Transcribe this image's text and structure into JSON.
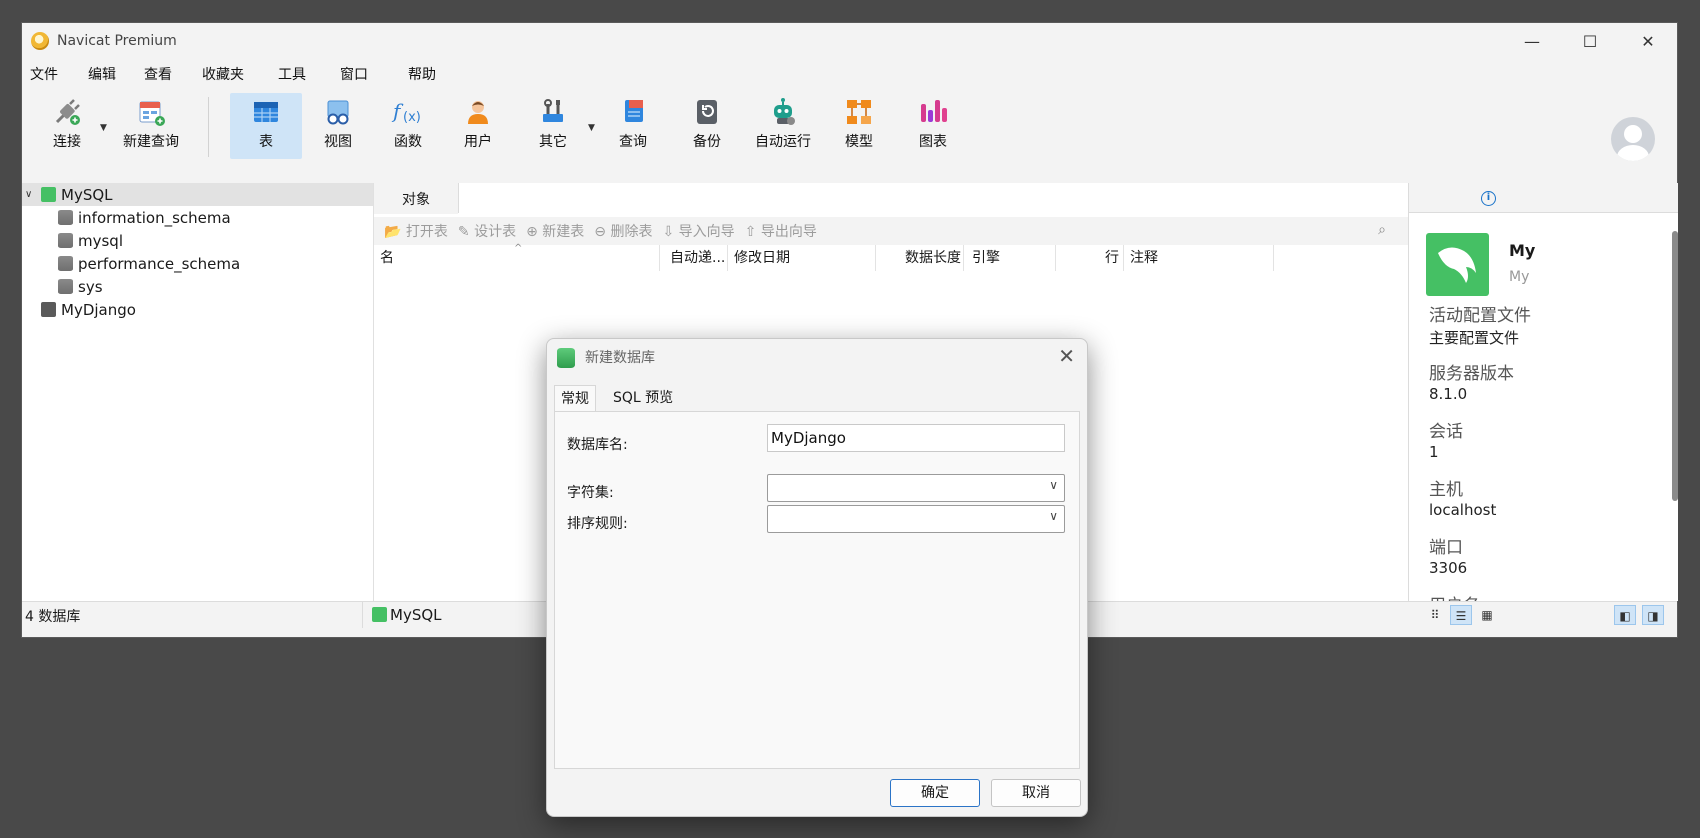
{
  "window": {
    "title": "Navicat Premium",
    "controls": [
      "—",
      "☐",
      "✕"
    ]
  },
  "menu": [
    "文件",
    "编辑",
    "查看",
    "收藏夹",
    "工具",
    "窗口",
    "帮助"
  ],
  "toolbar": {
    "connect": "连接",
    "new_query": "新建查询",
    "table": "表",
    "view": "视图",
    "function": "函数",
    "user": "用户",
    "other": "其它",
    "query": "查询",
    "backup": "备份",
    "auto_run": "自动运行",
    "model": "模型",
    "chart": "图表",
    "active": "表"
  },
  "sidebar": {
    "connections": [
      {
        "name": "MySQL",
        "expanded": true,
        "selected": true,
        "databases": [
          "information_schema",
          "mysql",
          "performance_schema",
          "sys"
        ]
      },
      {
        "name": "MyDjango",
        "expanded": false,
        "selected": false
      }
    ]
  },
  "main": {
    "tab": "对象",
    "actions": [
      "打开表",
      "设计表",
      "新建表",
      "删除表",
      "导入向导",
      "导出向导"
    ],
    "columns": [
      "名",
      "自动递...",
      "修改日期",
      "数据长度",
      "引擎",
      "行",
      "注释"
    ]
  },
  "info": {
    "name": "My",
    "sub": "My",
    "fields": [
      {
        "label": "活动配置文件",
        "value": "主要配置文件"
      },
      {
        "label": "服务器版本",
        "value": "8.1.0"
      },
      {
        "label": "会话",
        "value": "1"
      },
      {
        "label": "主机",
        "value": "localhost"
      },
      {
        "label": "端口",
        "value": "3306"
      },
      {
        "label": "用户名",
        "value": ""
      }
    ]
  },
  "status": {
    "count": "4 数据库",
    "connection": "MySQL"
  },
  "dialog": {
    "title": "新建数据库",
    "tabs": [
      "常规",
      "SQL 预览"
    ],
    "db_name_label": "数据库名:",
    "db_name_value": "MyDjango",
    "charset_label": "字符集:",
    "charset_value": "",
    "collation_label": "排序规则:",
    "collation_value": "",
    "ok": "确定",
    "cancel": "取消"
  },
  "colors": {
    "accent": "#2b74c7",
    "active_bg": "#cfe4f7",
    "mysql_green": "#45c064"
  }
}
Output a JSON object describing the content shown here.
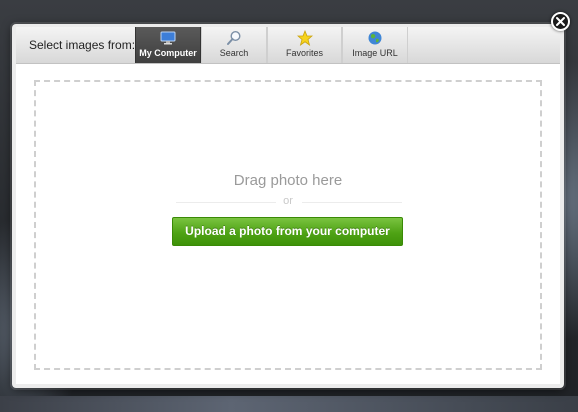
{
  "dialog": {
    "select_label": "Select images from:",
    "tabs": [
      {
        "label": "My Computer",
        "icon": "monitor-icon",
        "active": true
      },
      {
        "label": "Search",
        "icon": "magnifier-icon",
        "active": false
      },
      {
        "label": "Favorites",
        "icon": "star-icon",
        "active": false
      },
      {
        "label": "Image URL",
        "icon": "globe-icon",
        "active": false
      }
    ],
    "drag_text": "Drag photo here",
    "or_text": "or",
    "upload_button": "Upload a photo from your computer",
    "close_icon": "close-icon"
  },
  "colors": {
    "upload_green": "#4fa315",
    "active_tab": "#3f3f3f"
  }
}
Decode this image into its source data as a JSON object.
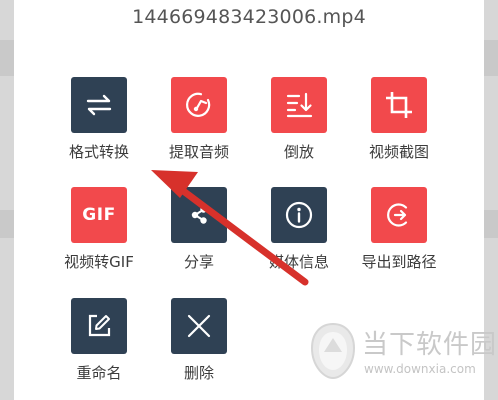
{
  "dialog": {
    "title": "144669483423006.mp4"
  },
  "actions": [
    {
      "label": "格式转换",
      "icon": "swap-arrows-icon",
      "color": "#2f4154"
    },
    {
      "label": "提取音频",
      "icon": "audio-extract-icon",
      "color": "#f2494c"
    },
    {
      "label": "倒放",
      "icon": "reverse-sort-icon",
      "color": "#f2494c"
    },
    {
      "label": "视频截图",
      "icon": "crop-icon",
      "color": "#f2494c"
    },
    {
      "label": "视频转GIF",
      "icon": "gif-icon",
      "icon_text": "GIF",
      "color": "#f2494c"
    },
    {
      "label": "分享",
      "icon": "share-icon",
      "color": "#2f4154"
    },
    {
      "label": "媒体信息",
      "icon": "info-icon",
      "color": "#2f4154"
    },
    {
      "label": "导出到路径",
      "icon": "export-icon",
      "color": "#f2494c"
    },
    {
      "label": "重命名",
      "icon": "edit-icon",
      "color": "#2f4154"
    },
    {
      "label": "删除",
      "icon": "close-icon",
      "color": "#2f4154"
    }
  ],
  "annotation": {
    "arrow_color": "#d7312b"
  },
  "watermark": {
    "cn": "当下软件园",
    "en": "www.downxia.com"
  }
}
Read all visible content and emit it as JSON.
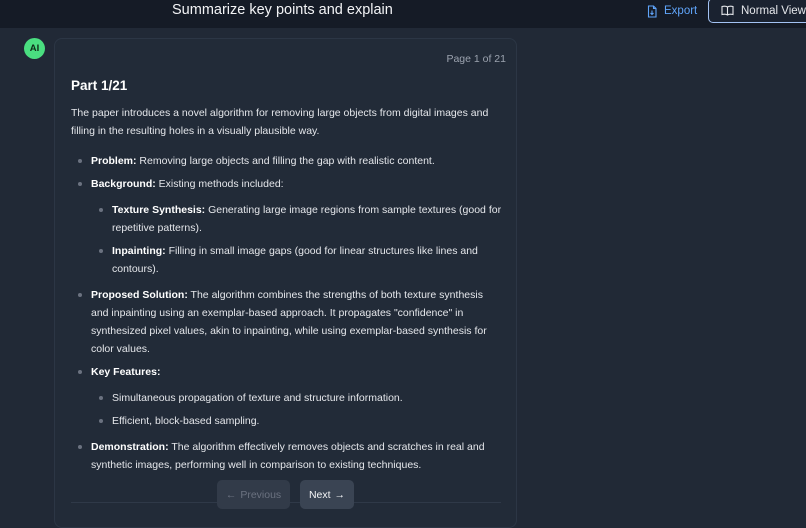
{
  "header": {
    "title": "Summarize key points and explain",
    "export_label": "Export",
    "normal_view_label": "Normal View"
  },
  "avatar": {
    "label": "AI",
    "color": "#4ade80"
  },
  "card": {
    "page_indicator": "Page 1 of 21",
    "part_title": "Part 1/21",
    "intro": "The paper introduces a novel algorithm for removing large objects from digital images and filling in the resulting holes in a visually plausible way.",
    "items": [
      {
        "label": "Problem:",
        "text": " Removing large objects and filling the gap with realistic content."
      },
      {
        "label": "Background:",
        "text": " Existing methods included:"
      },
      {
        "label": "Texture Synthesis:",
        "text": " Generating large image regions from sample textures (good for repetitive patterns)."
      },
      {
        "label": "Inpainting:",
        "text": " Filling in small image gaps (good for linear structures like lines and contours)."
      },
      {
        "label": "Proposed Solution:",
        "text": " The algorithm combines the strengths of both texture synthesis and inpainting using an exemplar-based approach. It propagates \"confidence\" in synthesized pixel values, akin to inpainting, while using exemplar-based synthesis for color values."
      },
      {
        "label": "Key Features:",
        "text": ""
      },
      {
        "label": "",
        "text": "Simultaneous propagation of texture and structure information."
      },
      {
        "label": "",
        "text": "Efficient, block-based sampling."
      },
      {
        "label": "Demonstration:",
        "text": " The algorithm effectively removes objects and scratches in real and synthetic images, performing well in comparison to existing techniques."
      }
    ]
  },
  "nav": {
    "previous_label": "Previous",
    "next_label": "Next"
  },
  "colors": {
    "background": "#212936",
    "accent": "#60a5fa"
  }
}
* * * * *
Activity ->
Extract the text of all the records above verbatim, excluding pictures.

Exercise result ->
Transcribe this image's text and structure into JSON.
{
  "window": {
    "title": "Navicat Premium",
    "controls": [
      "—",
      "☐",
      "✕"
    ]
  },
  "menu": [
    "文件",
    "编辑",
    "查看",
    "收藏夹",
    "工具",
    "窗口",
    "帮助"
  ],
  "toolbar": {
    "connect": "连接",
    "new_query": "新建查询",
    "table": "表",
    "view": "视图",
    "function": "函数",
    "user": "用户",
    "other": "其它",
    "query": "查询",
    "backup": "备份",
    "auto_run": "自动运行",
    "model": "模型",
    "chart": "图表",
    "active": "表"
  },
  "sidebar": {
    "connections": [
      {
        "name": "MySQL",
        "expanded": true,
        "selected": true,
        "databases": [
          "information_schema",
          "mysql",
          "performance_schema",
          "sys"
        ]
      },
      {
        "name": "MyDjango",
        "expanded": false,
        "selected": false
      }
    ]
  },
  "main": {
    "tab": "对象",
    "actions": [
      "打开表",
      "设计表",
      "新建表",
      "删除表",
      "导入向导",
      "导出向导"
    ],
    "columns": [
      "名",
      "自动递...",
      "修改日期",
      "数据长度",
      "引擎",
      "行",
      "注释"
    ]
  },
  "info": {
    "name": "My",
    "sub": "My",
    "fields": [
      {
        "label": "活动配置文件",
        "value": "主要配置文件"
      },
      {
        "label": "服务器版本",
        "value": "8.1.0"
      },
      {
        "label": "会话",
        "value": "1"
      },
      {
        "label": "主机",
        "value": "localhost"
      },
      {
        "label": "端口",
        "value": "3306"
      },
      {
        "label": "用户名",
        "value": ""
      }
    ]
  },
  "status": {
    "count": "4 数据库",
    "connection": "MySQL"
  },
  "dialog": {
    "title": "新建数据库",
    "tabs": [
      "常规",
      "SQL 预览"
    ],
    "db_name_label": "数据库名:",
    "db_name_value": "MyDjango",
    "charset_label": "字符集:",
    "charset_value": "",
    "collation_label": "排序规则:",
    "collation_value": "",
    "ok": "确定",
    "cancel": "取消"
  },
  "colors": {
    "accent": "#2b74c7",
    "active_bg": "#cfe4f7",
    "mysql_green": "#45c064"
  }
}
Output a JSON object describing the content shown here.
{
  "dialog": {
    "select_label": "Select images from:",
    "tabs": [
      {
        "label": "My Computer",
        "icon": "monitor-icon",
        "active": true
      },
      {
        "label": "Search",
        "icon": "magnifier-icon",
        "active": false
      },
      {
        "label": "Favorites",
        "icon": "star-icon",
        "active": false
      },
      {
        "label": "Image URL",
        "icon": "globe-icon",
        "active": false
      }
    ],
    "drag_text": "Drag photo here",
    "or_text": "or",
    "upload_button": "Upload a photo from your computer",
    "close_icon": "close-icon"
  },
  "colors": {
    "upload_green": "#4fa315",
    "active_tab": "#3f3f3f"
  }
}
Decode this image into its source data as a JSON object.
{
  "dialog": {
    "title": "144669483423006.mp4"
  },
  "actions": [
    {
      "label": "格式转换",
      "icon": "swap-arrows-icon",
      "color": "#2f4154"
    },
    {
      "label": "提取音频",
      "icon": "audio-extract-icon",
      "color": "#f2494c"
    },
    {
      "label": "倒放",
      "icon": "reverse-sort-icon",
      "color": "#f2494c"
    },
    {
      "label": "视频截图",
      "icon": "crop-icon",
      "color": "#f2494c"
    },
    {
      "label": "视频转GIF",
      "icon": "gif-icon",
      "icon_text": "GIF",
      "color": "#f2494c"
    },
    {
      "label": "分享",
      "icon": "share-icon",
      "color": "#2f4154"
    },
    {
      "label": "媒体信息",
      "icon": "info-icon",
      "color": "#2f4154"
    },
    {
      "label": "导出到路径",
      "icon": "export-icon",
      "color": "#f2494c"
    },
    {
      "label": "重命名",
      "icon": "edit-icon",
      "color": "#2f4154"
    },
    {
      "label": "删除",
      "icon": "close-icon",
      "color": "#2f4154"
    }
  ],
  "annotation": {
    "arrow_color": "#d7312b"
  },
  "watermark": {
    "cn": "当下软件园",
    "en": "www.downxia.com"
  }
}
Read all visible content and emit it as JSON.
{
  "header": {
    "title": "Summarize key points and explain",
    "export_label": "Export",
    "normal_view_label": "Normal View"
  },
  "avatar": {
    "label": "AI",
    "color": "#4ade80"
  },
  "card": {
    "page_indicator": "Page 1 of 21",
    "part_title": "Part 1/21",
    "intro": "The paper introduces a novel algorithm for removing large objects from digital images and filling in the resulting holes in a visually plausible way.",
    "items": [
      {
        "label": "Problem:",
        "text": " Removing large objects and filling the gap with realistic content."
      },
      {
        "label": "Background:",
        "text": " Existing methods included:"
      },
      {
        "label": "Texture Synthesis:",
        "text": " Generating large image regions from sample textures (good for repetitive patterns)."
      },
      {
        "label": "Inpainting:",
        "text": " Filling in small image gaps (good for linear structures like lines and contours)."
      },
      {
        "label": "Proposed Solution:",
        "text": " The algorithm combines the strengths of both texture synthesis and inpainting using an exemplar-based approach. It propagates \"confidence\" in synthesized pixel values, akin to inpainting, while using exemplar-based synthesis for color values."
      },
      {
        "label": "Key Features:",
        "text": ""
      },
      {
        "label": "",
        "text": "Simultaneous propagation of texture and structure information."
      },
      {
        "label": "",
        "text": "Efficient, block-based sampling."
      },
      {
        "label": "Demonstration:",
        "text": " The algorithm effectively removes objects and scratches in real and synthetic images, performing well in comparison to existing techniques."
      }
    ]
  },
  "nav": {
    "previous_label": "Previous",
    "next_label": "Next"
  },
  "colors": {
    "background": "#212936",
    "accent": "#60a5fa"
  }
}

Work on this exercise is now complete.